a bit about me:
I am a freelance artist who focuses on experimental, immersive, and devised theatre. My core values (which I incorporate into all of my work) are compassion, curiosity, and activism. I have worked on new works festivals, site-specific productions, fringe festivals, and the world-premier of the musical Hills on Fire.
I combine my international studies with my work in theatre to produce informed, socially relevant productions. I do this with the goal of informing audiences and inspiring discussion on sensitive but important subjects. In addition to my studies in international culture, history, and politics, I have also studied in Europe, received B1 certification in German language, and participated in the 2019 Doha Forum.
I worked as Assistant to the Artistic Director at the Hippodrome Theatre; Gainesville, Florida's professional Equity theatre. I also served as Associate Artistic Director on the executive board of Florida Players; the University of Florida's student-run non-profit theatre company. I graduated from the University of Florida in May 2020 with a Bachelor of Arts in Theatre and a Bachelor of Arts in International Studies.
Currently, I am volunteering in Washington, D.C. with AmeriCorps. There, I apply theatre techniques like movement work and poetry analysis to teach children emotional hygiene and develop their appreciation for the fine arts.
2019 Doha Forum
2018 UF in Mannheim
Select International Coursework
My experience at the 2019 Doha Forum was the most impactful moment thus far in my journey as an international scholar. I had always intended to combine my knowledge of theatre and international culture but had struggled to actually do so. This changed during my experience in Qatar. Being there – where homosexuality is illegal - as a gay person was at once time intimidating and exciting. I knew that if I was careful I would not be in any real danger. However, just the fact that I had to consciously censor myself to keep from being arrested was psychologically straining. This completely shifted my perspective on the continued oppression experienced by the LGBT+ community throughout the globe (even in countries where homosexuality is embraced).
With this in mind, the decline of the mask in recent generations seems, to me, a kind of cultural imperialism imposed by the Western world. Despite being protective, the battoulah was seen by foreigners as oppressive and, because of this, began to fall out of favor. In this way, a new mask (that of foreign expectations and culture) was forced on the women of Qatar. It is this psychological mask that I strongly identified with as a queer person in a country where I had to hide my true self.
I resolved to write a play inspired by my feelings and experience in Qatar; based on the notes I took throughout the trip. This project developed into my International Studies senior project. The play, Panel, focused on neocolonialism in Africa and stigma against homosexuality through the lens of the Doha Forum.

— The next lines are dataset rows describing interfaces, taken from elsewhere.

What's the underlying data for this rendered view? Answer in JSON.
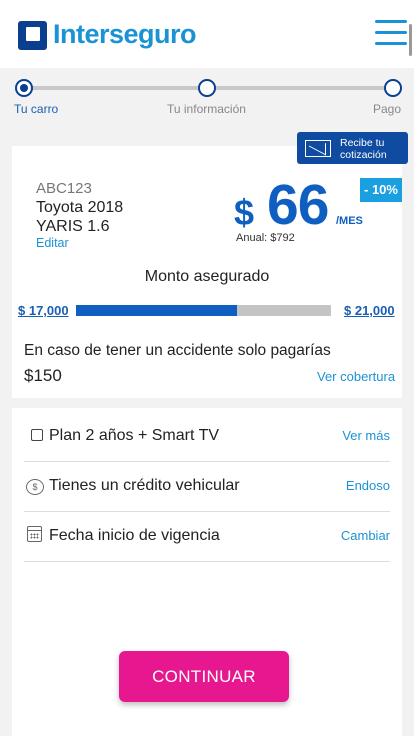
{
  "header": {
    "logo_text": "Interseguro",
    "menu_icon": "hamburger-menu-icon"
  },
  "stepper": {
    "steps": [
      {
        "label": "Tu carro",
        "active": true
      },
      {
        "label": "Tu información",
        "active": false
      },
      {
        "label": "Pago",
        "active": false
      }
    ]
  },
  "quote_button": {
    "label_line1": "Recibe tu",
    "label_line2": "cotización",
    "icon": "envelope-icon"
  },
  "vehicle": {
    "plate": "ABC123",
    "model_line1": "Toyota 2018",
    "model_line2": "YARIS 1.6",
    "edit_label": "Editar"
  },
  "price": {
    "currency": "$",
    "amount": "66",
    "period": "/MES",
    "annual": "Anual: $792",
    "discount": "- 10%"
  },
  "insured_amount": {
    "title": "Monto asegurado",
    "min": "$ 17,000",
    "max": "$ 21,000",
    "fill_fraction": 0.63
  },
  "deductible": {
    "text": "En caso de tener un accidente solo pagarías",
    "amount": "$150",
    "link": "Ver cobertura"
  },
  "options": [
    {
      "label": "Plan 2 años + Smart TV",
      "link": "Ver más",
      "icon": "checkbox"
    },
    {
      "label": "Tienes un crédito vehicular",
      "link": "Endoso",
      "icon": "piggy-bank-icon"
    },
    {
      "label": "Fecha inicio de vigencia",
      "link": "Cambiar",
      "icon": "calendar-icon"
    }
  ],
  "cta": {
    "label": "CONTINUAR"
  },
  "colors": {
    "primary": "#0f5fc0",
    "accent": "#1a93d6",
    "cta": "#e6178f"
  }
}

I plan to continue using my international experiences to inform and inspire the art I create. As an artist, I strive to create socially conscious work. In my experience, theatre that is engaging and intellectually stimulating tends to be more interesting and satisfying than theatre that serves only to entertain. Further, in exploring complicated themes internationally, audiences are invited to expand their minds along with me; engaging in thought on cultures that, while foreign, will inevitably possess relevant connections to our own.
I took to recording my experiences daily to track my emotional & psychological progression. I found myself wearing a social "mask" for fear of persecution. While touring the National Museum, I was struck by the battoulah (pictured to the right); a mask that was traditionally worn by women on the peninsula and is distinct from the Islamic veil. From a Western perspective, this mask could appear oppressive to the woman wearing it – concealing her identity. This struck me very personally. However, it was explained that the mask, initially worn to protect against the sand of the desert, evolved into a protective mechanism against the aggression of foreigners (particularly once the British arrived in Qatar).